[Input data Boundary: Start]
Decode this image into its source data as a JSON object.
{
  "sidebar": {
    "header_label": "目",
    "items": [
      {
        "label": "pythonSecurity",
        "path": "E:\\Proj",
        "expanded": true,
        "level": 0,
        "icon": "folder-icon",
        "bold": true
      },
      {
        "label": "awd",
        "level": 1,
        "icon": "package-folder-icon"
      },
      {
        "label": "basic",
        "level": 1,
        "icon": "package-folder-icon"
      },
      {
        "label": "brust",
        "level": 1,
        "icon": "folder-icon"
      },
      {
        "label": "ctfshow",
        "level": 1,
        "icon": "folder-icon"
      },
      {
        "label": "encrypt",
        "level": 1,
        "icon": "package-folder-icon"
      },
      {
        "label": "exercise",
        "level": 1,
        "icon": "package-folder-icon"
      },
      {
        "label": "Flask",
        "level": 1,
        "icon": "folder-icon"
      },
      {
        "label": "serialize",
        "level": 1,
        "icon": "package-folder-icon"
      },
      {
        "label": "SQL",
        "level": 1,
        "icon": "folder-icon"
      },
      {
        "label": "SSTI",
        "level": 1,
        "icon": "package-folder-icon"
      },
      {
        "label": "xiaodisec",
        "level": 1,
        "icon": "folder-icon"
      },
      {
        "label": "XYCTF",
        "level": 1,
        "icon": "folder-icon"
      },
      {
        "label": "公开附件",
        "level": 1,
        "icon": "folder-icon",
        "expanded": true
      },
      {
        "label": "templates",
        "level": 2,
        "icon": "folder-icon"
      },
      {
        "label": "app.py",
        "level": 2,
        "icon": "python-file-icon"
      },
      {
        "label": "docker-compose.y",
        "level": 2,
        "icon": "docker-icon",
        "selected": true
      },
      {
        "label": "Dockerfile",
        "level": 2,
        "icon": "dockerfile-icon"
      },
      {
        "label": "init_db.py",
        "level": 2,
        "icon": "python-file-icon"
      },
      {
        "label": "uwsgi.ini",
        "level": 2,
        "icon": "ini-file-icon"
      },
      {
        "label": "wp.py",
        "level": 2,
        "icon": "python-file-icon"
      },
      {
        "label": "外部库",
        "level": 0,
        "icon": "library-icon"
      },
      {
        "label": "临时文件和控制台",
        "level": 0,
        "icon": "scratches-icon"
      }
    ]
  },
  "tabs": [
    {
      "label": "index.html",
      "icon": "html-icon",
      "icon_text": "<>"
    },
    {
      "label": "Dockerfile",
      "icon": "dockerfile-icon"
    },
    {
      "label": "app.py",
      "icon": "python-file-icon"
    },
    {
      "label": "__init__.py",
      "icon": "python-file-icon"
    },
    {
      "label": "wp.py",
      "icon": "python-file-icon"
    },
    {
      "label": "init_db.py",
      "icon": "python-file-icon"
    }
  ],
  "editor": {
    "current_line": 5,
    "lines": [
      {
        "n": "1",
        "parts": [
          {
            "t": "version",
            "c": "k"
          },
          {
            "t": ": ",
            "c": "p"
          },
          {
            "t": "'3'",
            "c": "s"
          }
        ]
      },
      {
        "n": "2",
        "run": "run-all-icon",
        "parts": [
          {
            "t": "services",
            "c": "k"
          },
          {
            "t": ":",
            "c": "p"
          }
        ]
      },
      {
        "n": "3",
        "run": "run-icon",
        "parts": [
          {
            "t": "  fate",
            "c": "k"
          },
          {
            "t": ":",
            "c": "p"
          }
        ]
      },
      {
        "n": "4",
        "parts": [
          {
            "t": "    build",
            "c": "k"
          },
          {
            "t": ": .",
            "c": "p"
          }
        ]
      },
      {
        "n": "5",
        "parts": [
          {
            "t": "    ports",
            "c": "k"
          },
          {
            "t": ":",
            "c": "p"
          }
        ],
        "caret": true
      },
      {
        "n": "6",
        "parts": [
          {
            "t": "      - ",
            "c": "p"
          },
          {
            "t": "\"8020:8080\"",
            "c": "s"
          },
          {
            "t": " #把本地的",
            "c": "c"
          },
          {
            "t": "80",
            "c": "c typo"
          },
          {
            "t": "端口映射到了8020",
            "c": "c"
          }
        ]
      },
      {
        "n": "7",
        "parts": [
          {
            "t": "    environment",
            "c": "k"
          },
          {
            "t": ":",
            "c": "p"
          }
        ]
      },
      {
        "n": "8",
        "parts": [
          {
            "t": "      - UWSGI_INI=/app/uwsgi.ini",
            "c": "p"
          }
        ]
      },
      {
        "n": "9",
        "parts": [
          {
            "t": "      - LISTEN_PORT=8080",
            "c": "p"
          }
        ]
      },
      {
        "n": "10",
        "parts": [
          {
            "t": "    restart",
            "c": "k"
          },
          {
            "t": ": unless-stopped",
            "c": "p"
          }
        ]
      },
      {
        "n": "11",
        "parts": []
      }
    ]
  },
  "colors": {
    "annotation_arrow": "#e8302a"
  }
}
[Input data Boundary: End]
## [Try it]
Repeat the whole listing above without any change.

## [Answer to this exercise]
Decode this image into its source data as a JSON object.
{
  "sidebar": {
    "header_label": "目",
    "items": [
      {
        "label": "pythonSecurity",
        "path": "E:\\Proj",
        "expanded": true,
        "level": 0,
        "icon": "folder-icon",
        "bold": true
      },
      {
        "label": "awd",
        "level": 1,
        "icon": "package-folder-icon"
      },
      {
        "label": "basic",
        "level": 1,
        "icon": "package-folder-icon"
      },
      {
        "label": "brust",
        "level": 1,
        "icon": "folder-icon"
      },
      {
        "label": "ctfshow",
        "level": 1,
        "icon": "folder-icon"
      },
      {
        "label": "encrypt",
        "level": 1,
        "icon": "package-folder-icon"
      },
      {
        "label": "exercise",
        "level": 1,
        "icon": "package-folder-icon"
      },
      {
        "label": "Flask",
        "level": 1,
        "icon": "folder-icon"
      },
      {
        "label": "serialize",
        "level": 1,
        "icon": "package-folder-icon"
      },
      {
        "label": "SQL",
        "level": 1,
        "icon": "folder-icon"
      },
      {
        "label": "SSTI",
        "level": 1,
        "icon": "package-folder-icon"
      },
      {
        "label": "xiaodisec",
        "level": 1,
        "icon": "folder-icon"
      },
      {
        "label": "XYCTF",
        "level": 1,
        "icon": "folder-icon"
      },
      {
        "label": "公开附件",
        "level": 1,
        "icon": "folder-icon",
        "expanded": true
      },
      {
        "label": "templates",
        "level": 2,
        "icon": "folder-icon"
      },
      {
        "label": "app.py",
        "level": 2,
        "icon": "python-file-icon"
      },
      {
        "label": "docker-compose.y",
        "level": 2,
        "icon": "docker-icon",
        "selected": true
      },
      {
        "label": "Dockerfile",
        "level": 2,
        "icon": "dockerfile-icon"
      },
      {
        "label": "init_db.py",
        "level": 2,
        "icon": "python-file-icon"
      },
      {
        "label": "uwsgi.ini",
        "level": 2,
        "icon": "ini-file-icon"
      },
      {
        "label": "wp.py",
        "level": 2,
        "icon": "python-file-icon"
      },
      {
        "label": "外部库",
        "level": 0,
        "icon": "library-icon"
      },
      {
        "label": "临时文件和控制台",
        "level": 0,
        "icon": "scratches-icon"
      }
    ]
  },
  "tabs": [
    {
      "label": "index.html",
      "icon": "html-icon",
      "icon_text": "<>"
    },
    {
      "label": "Dockerfile",
      "icon": "dockerfile-icon"
    },
    {
      "label": "app.py",
      "icon": "python-file-icon"
    },
    {
      "label": "__init__.py",
      "icon": "python-file-icon"
    },
    {
      "label": "wp.py",
      "icon": "python-file-icon"
    },
    {
      "label": "init_db.py",
      "icon": "python-file-icon"
    }
  ],
  "editor": {
    "current_line": 5,
    "lines": [
      {
        "n": "1",
        "parts": [
          {
            "t": "version",
            "c": "k"
          },
          {
            "t": ": ",
            "c": "p"
          },
          {
            "t": "'3'",
            "c": "s"
          }
        ]
      },
      {
        "n": "2",
        "run": "run-all-icon",
        "parts": [
          {
            "t": "services",
            "c": "k"
          },
          {
            "t": ":",
            "c": "p"
          }
        ]
      },
      {
        "n": "3",
        "run": "run-icon",
        "parts": [
          {
            "t": "  fate",
            "c": "k"
          },
          {
            "t": ":",
            "c": "p"
          }
        ]
      },
      {
        "n": "4",
        "parts": [
          {
            "t": "    build",
            "c": "k"
          },
          {
            "t": ": .",
            "c": "p"
          }
        ]
      },
      {
        "n": "5",
        "parts": [
          {
            "t": "    ports",
            "c": "k"
          },
          {
            "t": ":",
            "c": "p"
          }
        ],
        "caret": true
      },
      {
        "n": "6",
        "parts": [
          {
            "t": "      - ",
            "c": "p"
          },
          {
            "t": "\"8020:8080\"",
            "c": "s"
          },
          {
            "t": " #把本地的",
            "c": "c"
          },
          {
            "t": "80",
            "c": "c typo"
          },
          {
            "t": "端口映射到了8020",
            "c": "c"
          }
        ]
      },
      {
        "n": "7",
        "parts": [
          {
            "t": "    environment",
            "c": "k"
          },
          {
            "t": ":",
            "c": "p"
          }
        ]
      },
      {
        "n": "8",
        "parts": [
          {
            "t": "      - UWSGI_INI=/app/uwsgi.ini",
            "c": "p"
          }
        ]
      },
      {
        "n": "9",
        "parts": [
          {
            "t": "      - LISTEN_PORT=8080",
            "c": "p"
          }
        ]
      },
      {
        "n": "10",
        "parts": [
          {
            "t": "    restart",
            "c": "k"
          },
          {
            "t": ": unless-stopped",
            "c": "p"
          }
        ]
      },
      {
        "n": "11",
        "parts": []
      }
    ]
  },
  "colors": {
    "annotation_arrow": "#e8302a"
  }
}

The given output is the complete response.